During their time at iC4C, Stefan Jovanović and collaborators Katye Coe, Maëva Berthelot, Ophelia Young and Shannon Stewart will be in a research & development residency for two weeks, developing the first phase of Stefan’s new production entitled Drumming in the Hall of the Mountain.
“On a planet from another time and space there lived a fictional people that tried and failed to respond to their environmental crisis. Four land-formed mages intervene to save this world from its death by ending the perception of time as linear.”
The project sees its future as an out-door and site-specific performance intervention merging choreography, live-music, installation art and virtual reality (VR) to address one of the most pressing issues of our time.
The scenography designed by play architect Jack Hardy, consists of a large 30m3 steel mountainous machine, 3 meters in height, which has been slumbering over this past winter, awaiting to be awakened by a team of live collaborators. Together, the artists in residence will explore how live dance will meet the assemblage, de-construction, re-construction and mechanisation of this robust sculpture and fifth protagonist of a modern-day folkloric fable. In addition, the ensemble will explore the embodiment, inhabitation and tactile evolution of four costume-spirit-sculptures designed by garment artist Curtis Oland. Drawing from his Lil’Wat indigenous heritage, Curtis’ creations draw upon Canada’s (Turtle Island’s) mountains and materials, animal waste and spirits. The ambition of this first research phase will be to explore where materiality meets movement, where the somatic meets the scenographic, and where the ancestral meets the artistic and the systemic.
Drumming in the Hall of the Mountain will invite you to consider what togetherness can be when we occupy space and time virtually as well as physically. Using new technologies together with archetypes and rituals, it collides realities on different levels: old and new technologies, real and virtual worlds, art audiences with passers-by, present with future time.
The production’s longer-term ambition is to layer live performance and dance with a digital world outdoors. As a viewer you will be transported to experience the fantasy world of Drumming in the Hall of the Mountain on an embodied level, stimulating your felt sense, empathy and resonance with each other and ultimately with our beloved land.

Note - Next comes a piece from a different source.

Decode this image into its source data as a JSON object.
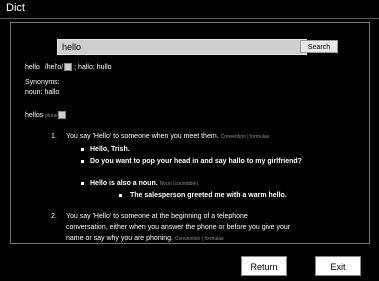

The piece is set to premiere in the summer of 2022.
Image credit: Moraž, the wizard of the north. Designed by Curtis Oland for Drumming in the Hall of the Mountain by Stefan Jovanović.